Add credentials for your local Turnkey instance to access the server by adding another file App_Data/TurnkeySettings.xml with content like this:

<?xml version="1.0" encoding="utf-8"?>
  <ApplicationName>The Name Of the Turnkey app (shows in browser title)</ApplicationName>
  <MDrivenServerUser>a</MDrivenServerUser><!--this is always "a"—>  
<MDrivenServerPWD>pwd as found in LicenseAndTicket</MDrivenServerPWD> <MicrosoftAuthentication_ClientId>As found in license and ticket</MicrosoftAuthentication_ClientId> <MicrosoftAuthentication_ClientSecret>As found in license and ticket</MicrosoftAuthentication_ClientSecret> <FacebookAuthentication_ClientId>As found in license and ticket</FacebookAuthentication_ClientId> <FacebookAuthentication_ClientSecret>As found in license and ticket</FacebookAuthentication_ClientSecret> <GoogleAuthentication_ClientId>As found in license and ticket</GoogleAuthentication_ClientId> <GoogleAuthentication_ClientSecret>As found in license and ticket</GoogleAuthentication_ClientSecret> <LicenseToken>yourkey</LicenseToken> </root>

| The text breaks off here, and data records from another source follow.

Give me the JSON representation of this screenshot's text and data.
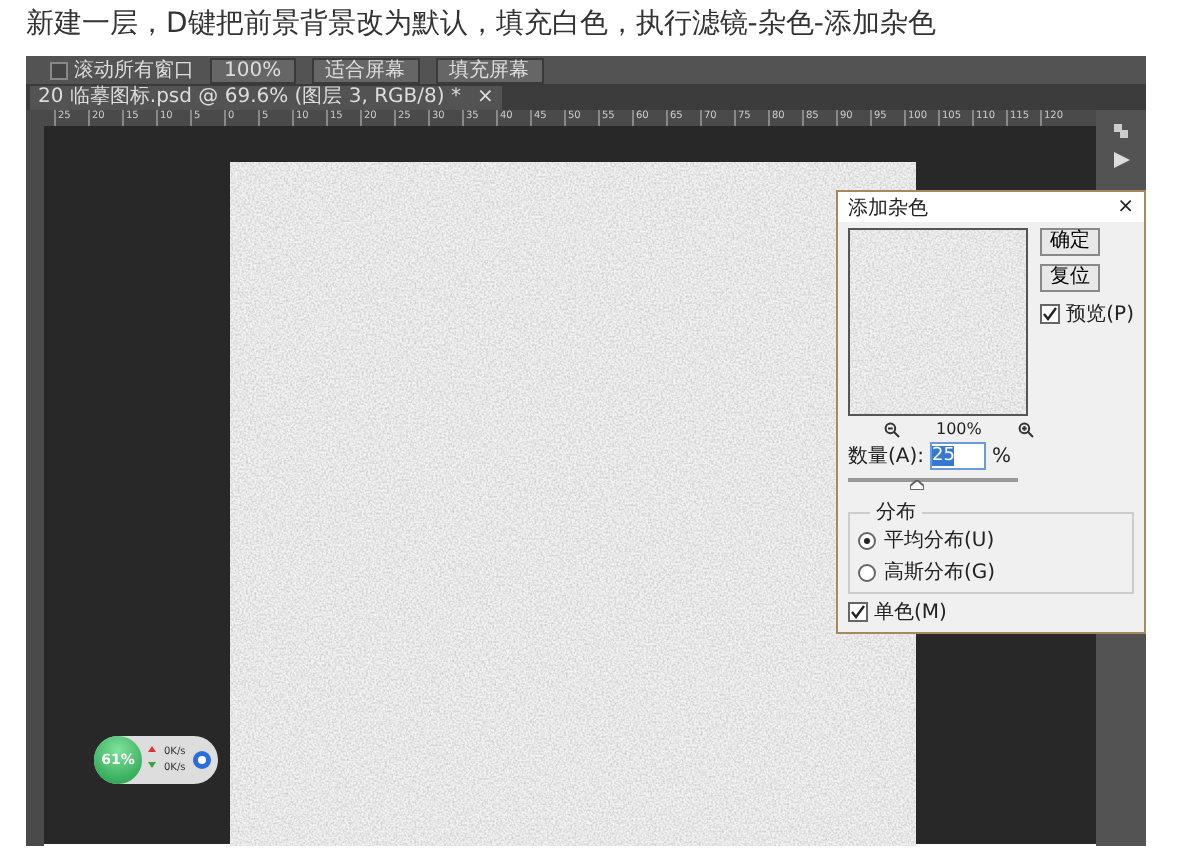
{
  "post_text": "新建一层，D键把前景背景改为默认，填充白色，执行滤镜-杂色-添加杂色",
  "options_bar": {
    "scroll_all": {
      "label": "滚动所有窗口",
      "checked": false
    },
    "buttons": [
      "100%",
      "适合屏幕",
      "填充屏幕"
    ]
  },
  "document_tab": {
    "title": "20 临摹图标.psd @ 69.6% (图层 3, RGB/8) *",
    "close": "×"
  },
  "ruler_labels": [
    "25",
    "20",
    "15",
    "10",
    "5",
    "0",
    "5",
    "10",
    "15",
    "20",
    "25",
    "30",
    "35",
    "40",
    "45",
    "50",
    "55",
    "60",
    "65",
    "70",
    "75",
    "80",
    "85",
    "90",
    "95",
    "100",
    "105",
    "110",
    "115",
    "120"
  ],
  "dialog": {
    "title": "添加杂色",
    "close": "×",
    "buttons": [
      "确定",
      "复位"
    ],
    "preview": {
      "label": "预览(P)",
      "checked": true
    },
    "zoom": "100%",
    "amount": {
      "label": "数量(A):",
      "value": "25",
      "unit": "%",
      "level": 0.4
    },
    "distribution": {
      "label": "分布",
      "options": [
        {
          "label": "平均分布(U)",
          "selected": true
        },
        {
          "label": "高斯分布(G)",
          "selected": false
        }
      ]
    },
    "monochromatic": {
      "label": "单色(M)",
      "checked": true
    }
  },
  "net_widget": {
    "percent": "61%",
    "upload": "0K/s",
    "download": "0K/s"
  }
}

You get the needed information from MDriven Portal:

MTA -1.png

Fully Local – Development or Production

In some scenarios, it might be beneficial to run layer 3 (the MDriven Server) locally as well. This may be the case if your data is not allowed off-premises due to cloud trust issues in your organization.

You then install an MDriven Server instance and point your App_Data/MDrivenServerOverride.xml setting toward it.

The default layer 4 for MDriven Server is an SQLServer CE database, but you can change this to any other SQLServer you own. A connection string to MySql is also supported.

This is how:

MTA - 2.png

An Explanation of the Full Architecture of MDriven Turnkey

To make your experience smooth, we set the main tags mentioned in the video to the right bar menu of this mini-player. Choose an interesting subtitle on the list and immediately get to the exact theme navigation item place in the video. Now you can pick any topic to be instructed on without watching the whole video.


Database Domain layer Folding of information perspectives (View Models) Actions Fetching and updating data/database transactions Undo/Redo functions In-memory transactions Subscribe and publish pattern Display loop Turnkey Information hierarchy Command list Cursor parameter Client side and UI Client updates Adding an action button (example loop) Angular js UI WPF UI Information Security

The MDriven Book - See also: Security

This page was edited 15 days ago on 04/03/2024. What links here